- What the task requires -
Copy out every line from the records that includes "KHÁM".

- Data supplied -
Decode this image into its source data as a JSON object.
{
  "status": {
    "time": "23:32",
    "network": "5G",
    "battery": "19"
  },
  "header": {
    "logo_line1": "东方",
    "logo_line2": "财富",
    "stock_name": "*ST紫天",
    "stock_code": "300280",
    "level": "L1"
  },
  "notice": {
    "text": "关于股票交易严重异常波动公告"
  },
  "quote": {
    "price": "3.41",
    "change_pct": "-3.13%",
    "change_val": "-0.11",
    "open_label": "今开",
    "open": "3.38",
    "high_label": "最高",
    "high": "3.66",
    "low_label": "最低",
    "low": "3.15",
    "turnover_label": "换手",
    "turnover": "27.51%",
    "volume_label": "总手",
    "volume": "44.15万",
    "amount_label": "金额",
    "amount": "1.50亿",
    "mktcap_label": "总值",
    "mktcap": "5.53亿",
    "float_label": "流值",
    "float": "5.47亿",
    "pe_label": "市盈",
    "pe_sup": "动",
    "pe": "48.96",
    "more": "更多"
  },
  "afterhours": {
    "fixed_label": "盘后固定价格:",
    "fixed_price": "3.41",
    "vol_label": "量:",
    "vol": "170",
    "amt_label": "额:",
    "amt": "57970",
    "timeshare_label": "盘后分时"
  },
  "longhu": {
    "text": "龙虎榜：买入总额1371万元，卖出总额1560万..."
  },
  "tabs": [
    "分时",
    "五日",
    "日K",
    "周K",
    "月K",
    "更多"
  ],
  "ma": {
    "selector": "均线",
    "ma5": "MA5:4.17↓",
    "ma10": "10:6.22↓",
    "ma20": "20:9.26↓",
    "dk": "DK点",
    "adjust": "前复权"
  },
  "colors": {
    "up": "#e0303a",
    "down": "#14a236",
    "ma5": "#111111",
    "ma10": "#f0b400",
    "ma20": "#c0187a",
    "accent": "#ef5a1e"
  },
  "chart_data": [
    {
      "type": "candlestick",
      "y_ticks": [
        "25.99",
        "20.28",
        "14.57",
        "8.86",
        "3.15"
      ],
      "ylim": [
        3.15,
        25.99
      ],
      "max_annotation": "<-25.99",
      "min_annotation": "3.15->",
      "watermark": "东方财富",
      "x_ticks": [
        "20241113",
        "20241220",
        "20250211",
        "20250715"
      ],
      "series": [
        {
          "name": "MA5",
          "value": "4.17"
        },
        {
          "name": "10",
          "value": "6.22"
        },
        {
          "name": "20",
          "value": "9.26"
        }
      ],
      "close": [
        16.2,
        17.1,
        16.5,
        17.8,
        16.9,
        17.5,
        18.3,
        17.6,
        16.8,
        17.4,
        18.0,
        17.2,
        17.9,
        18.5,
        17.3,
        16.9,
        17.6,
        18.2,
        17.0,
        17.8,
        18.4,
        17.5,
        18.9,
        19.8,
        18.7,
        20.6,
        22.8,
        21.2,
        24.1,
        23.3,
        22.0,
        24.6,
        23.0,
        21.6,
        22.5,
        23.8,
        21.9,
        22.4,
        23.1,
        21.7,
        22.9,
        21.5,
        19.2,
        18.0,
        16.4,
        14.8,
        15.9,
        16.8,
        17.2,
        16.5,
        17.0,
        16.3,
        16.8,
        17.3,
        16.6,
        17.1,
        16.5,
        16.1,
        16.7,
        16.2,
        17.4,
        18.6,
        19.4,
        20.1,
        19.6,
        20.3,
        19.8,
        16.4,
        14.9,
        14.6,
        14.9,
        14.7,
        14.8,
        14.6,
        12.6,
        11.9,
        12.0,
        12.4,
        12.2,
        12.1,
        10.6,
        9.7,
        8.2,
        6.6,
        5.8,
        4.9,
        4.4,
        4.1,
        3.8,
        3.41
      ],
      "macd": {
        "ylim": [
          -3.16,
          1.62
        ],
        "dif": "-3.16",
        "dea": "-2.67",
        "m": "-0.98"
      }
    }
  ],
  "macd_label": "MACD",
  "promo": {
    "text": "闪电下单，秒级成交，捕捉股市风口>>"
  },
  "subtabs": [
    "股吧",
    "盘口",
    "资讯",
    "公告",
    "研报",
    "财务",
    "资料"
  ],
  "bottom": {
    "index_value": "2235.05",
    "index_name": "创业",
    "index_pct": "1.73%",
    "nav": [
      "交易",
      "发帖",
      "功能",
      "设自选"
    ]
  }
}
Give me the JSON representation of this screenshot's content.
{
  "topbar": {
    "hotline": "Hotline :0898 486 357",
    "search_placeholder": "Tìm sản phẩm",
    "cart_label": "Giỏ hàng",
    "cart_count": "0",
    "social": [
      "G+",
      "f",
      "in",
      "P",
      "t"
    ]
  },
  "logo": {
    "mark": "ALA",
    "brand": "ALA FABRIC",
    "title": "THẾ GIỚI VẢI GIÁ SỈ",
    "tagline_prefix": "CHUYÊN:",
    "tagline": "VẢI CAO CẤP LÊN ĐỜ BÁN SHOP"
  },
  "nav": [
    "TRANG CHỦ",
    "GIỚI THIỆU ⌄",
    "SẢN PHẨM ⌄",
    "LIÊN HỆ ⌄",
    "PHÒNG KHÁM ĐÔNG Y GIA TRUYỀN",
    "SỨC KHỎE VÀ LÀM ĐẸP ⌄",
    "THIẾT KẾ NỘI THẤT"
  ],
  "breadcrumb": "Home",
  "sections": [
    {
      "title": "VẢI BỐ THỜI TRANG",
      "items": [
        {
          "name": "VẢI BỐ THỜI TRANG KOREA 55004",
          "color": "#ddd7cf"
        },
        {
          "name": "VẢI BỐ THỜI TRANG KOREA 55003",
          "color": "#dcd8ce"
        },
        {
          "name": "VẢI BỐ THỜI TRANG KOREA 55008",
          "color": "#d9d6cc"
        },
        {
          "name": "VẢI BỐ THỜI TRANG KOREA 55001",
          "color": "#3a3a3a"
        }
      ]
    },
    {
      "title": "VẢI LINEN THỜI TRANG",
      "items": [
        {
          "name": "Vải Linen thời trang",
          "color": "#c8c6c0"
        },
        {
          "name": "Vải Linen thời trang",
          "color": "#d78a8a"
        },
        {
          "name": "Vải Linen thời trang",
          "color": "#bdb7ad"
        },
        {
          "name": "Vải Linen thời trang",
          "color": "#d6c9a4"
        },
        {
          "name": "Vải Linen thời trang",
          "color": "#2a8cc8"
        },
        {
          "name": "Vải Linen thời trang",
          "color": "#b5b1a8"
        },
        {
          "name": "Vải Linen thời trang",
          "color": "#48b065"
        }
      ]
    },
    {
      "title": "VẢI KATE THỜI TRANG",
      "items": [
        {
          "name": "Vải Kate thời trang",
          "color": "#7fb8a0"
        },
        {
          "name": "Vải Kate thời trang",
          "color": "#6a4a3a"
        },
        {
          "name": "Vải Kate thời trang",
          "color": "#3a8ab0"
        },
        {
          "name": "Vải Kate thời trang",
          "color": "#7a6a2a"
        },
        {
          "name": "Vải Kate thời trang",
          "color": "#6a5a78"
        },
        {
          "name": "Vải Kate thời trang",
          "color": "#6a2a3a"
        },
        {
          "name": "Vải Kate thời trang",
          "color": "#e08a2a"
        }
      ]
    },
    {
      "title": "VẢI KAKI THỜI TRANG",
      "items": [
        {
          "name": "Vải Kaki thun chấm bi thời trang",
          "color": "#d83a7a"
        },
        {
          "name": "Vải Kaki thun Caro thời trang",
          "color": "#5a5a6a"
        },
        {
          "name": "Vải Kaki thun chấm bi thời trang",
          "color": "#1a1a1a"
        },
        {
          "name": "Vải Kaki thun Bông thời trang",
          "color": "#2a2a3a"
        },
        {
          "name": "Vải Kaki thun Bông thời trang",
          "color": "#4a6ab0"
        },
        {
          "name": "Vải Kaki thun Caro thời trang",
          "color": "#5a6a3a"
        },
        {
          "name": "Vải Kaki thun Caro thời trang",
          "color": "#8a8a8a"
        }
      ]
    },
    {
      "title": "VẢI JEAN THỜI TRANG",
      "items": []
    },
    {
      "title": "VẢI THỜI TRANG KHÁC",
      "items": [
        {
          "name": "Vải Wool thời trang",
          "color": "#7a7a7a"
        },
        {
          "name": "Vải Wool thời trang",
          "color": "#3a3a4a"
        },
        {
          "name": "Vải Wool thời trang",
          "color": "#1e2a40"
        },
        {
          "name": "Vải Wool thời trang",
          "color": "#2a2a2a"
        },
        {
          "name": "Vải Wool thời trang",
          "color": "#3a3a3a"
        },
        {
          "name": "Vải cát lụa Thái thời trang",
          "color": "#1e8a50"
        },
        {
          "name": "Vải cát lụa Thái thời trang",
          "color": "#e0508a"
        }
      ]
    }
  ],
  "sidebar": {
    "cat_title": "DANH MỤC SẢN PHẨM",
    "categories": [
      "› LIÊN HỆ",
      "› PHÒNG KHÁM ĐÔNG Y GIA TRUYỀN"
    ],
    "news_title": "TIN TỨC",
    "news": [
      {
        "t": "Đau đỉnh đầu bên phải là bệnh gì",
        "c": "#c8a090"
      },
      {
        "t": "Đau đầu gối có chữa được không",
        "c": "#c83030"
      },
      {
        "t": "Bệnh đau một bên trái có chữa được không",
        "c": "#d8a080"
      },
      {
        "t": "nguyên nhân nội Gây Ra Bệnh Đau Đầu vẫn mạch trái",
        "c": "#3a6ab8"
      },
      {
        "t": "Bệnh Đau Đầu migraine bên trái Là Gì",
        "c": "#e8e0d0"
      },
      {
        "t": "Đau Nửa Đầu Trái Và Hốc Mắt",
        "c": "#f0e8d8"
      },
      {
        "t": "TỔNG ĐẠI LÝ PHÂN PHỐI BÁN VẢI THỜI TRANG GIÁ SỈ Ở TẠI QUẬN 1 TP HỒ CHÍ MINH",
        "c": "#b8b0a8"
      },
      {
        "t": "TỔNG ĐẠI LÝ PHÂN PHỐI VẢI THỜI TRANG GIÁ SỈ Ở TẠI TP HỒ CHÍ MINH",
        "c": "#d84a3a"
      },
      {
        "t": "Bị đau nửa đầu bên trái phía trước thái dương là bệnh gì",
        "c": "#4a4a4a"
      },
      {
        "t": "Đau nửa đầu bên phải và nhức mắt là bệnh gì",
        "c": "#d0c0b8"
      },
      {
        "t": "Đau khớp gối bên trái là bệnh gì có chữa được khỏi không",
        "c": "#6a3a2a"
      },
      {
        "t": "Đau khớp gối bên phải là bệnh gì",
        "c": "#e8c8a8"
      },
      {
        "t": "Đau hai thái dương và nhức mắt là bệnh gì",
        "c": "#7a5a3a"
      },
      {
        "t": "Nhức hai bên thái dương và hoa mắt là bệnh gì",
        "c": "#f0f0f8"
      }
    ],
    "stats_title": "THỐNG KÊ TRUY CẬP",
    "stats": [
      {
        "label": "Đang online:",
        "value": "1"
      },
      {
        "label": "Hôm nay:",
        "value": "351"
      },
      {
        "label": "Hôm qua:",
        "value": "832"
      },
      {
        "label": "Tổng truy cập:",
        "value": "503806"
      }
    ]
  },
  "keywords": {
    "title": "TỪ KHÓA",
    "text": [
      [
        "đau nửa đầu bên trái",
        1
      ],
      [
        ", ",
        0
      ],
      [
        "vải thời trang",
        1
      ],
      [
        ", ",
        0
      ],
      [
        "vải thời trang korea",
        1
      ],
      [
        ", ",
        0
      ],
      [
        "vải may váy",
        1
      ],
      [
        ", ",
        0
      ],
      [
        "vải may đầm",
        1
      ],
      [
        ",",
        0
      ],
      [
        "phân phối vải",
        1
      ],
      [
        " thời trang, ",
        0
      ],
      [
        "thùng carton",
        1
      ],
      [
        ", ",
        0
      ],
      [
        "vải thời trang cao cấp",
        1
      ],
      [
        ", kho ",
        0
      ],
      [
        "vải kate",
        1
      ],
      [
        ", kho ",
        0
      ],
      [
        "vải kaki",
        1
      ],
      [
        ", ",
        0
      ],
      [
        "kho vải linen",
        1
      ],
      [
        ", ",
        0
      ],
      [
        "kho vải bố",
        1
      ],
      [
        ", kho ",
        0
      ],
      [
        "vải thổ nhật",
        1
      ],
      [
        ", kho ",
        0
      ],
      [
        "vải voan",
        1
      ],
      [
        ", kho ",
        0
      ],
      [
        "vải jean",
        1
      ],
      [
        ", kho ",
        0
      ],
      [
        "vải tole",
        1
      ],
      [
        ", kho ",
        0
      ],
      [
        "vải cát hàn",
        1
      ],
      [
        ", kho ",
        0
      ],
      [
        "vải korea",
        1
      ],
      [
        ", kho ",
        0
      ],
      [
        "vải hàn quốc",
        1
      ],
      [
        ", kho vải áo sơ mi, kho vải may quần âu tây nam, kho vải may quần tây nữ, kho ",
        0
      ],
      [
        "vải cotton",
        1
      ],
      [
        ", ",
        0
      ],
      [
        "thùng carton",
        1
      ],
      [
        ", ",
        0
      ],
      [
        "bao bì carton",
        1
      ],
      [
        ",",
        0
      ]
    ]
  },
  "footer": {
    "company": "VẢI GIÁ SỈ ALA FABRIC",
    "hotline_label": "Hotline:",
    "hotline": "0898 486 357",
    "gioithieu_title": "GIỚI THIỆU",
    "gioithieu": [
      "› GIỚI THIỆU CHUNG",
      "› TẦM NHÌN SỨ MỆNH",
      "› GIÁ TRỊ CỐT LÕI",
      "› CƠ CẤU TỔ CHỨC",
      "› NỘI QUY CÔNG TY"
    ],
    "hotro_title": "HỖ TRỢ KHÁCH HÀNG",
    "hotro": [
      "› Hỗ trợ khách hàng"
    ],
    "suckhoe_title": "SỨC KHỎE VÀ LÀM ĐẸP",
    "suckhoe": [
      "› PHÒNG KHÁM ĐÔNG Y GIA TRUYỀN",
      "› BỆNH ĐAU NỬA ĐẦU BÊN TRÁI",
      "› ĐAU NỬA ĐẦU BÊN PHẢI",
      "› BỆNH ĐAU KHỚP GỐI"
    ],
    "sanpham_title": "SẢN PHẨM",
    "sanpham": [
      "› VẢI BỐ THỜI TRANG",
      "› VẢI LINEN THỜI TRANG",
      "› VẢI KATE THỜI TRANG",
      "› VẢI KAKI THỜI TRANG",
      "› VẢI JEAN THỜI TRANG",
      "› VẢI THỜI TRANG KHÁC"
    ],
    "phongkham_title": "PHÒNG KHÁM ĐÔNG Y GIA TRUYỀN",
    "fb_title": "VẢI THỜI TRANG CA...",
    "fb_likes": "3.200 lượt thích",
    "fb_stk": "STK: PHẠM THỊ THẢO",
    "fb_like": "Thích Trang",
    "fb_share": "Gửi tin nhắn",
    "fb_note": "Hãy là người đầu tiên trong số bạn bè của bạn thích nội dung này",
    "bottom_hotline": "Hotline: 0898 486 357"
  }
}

- Output for this exercise -
    "PHÒNG KHÁM ĐÔNG Y GIA TRUYỀN",
      "› PHÒNG KHÁM ĐÔNG Y GIA TRUYỀN"
      "› PHÒNG KHÁM ĐÔNG Y GIA TRUYỀN",
    "phongkham_title": "PHÒNG KHÁM ĐÔNG Y GIA TRUYỀN",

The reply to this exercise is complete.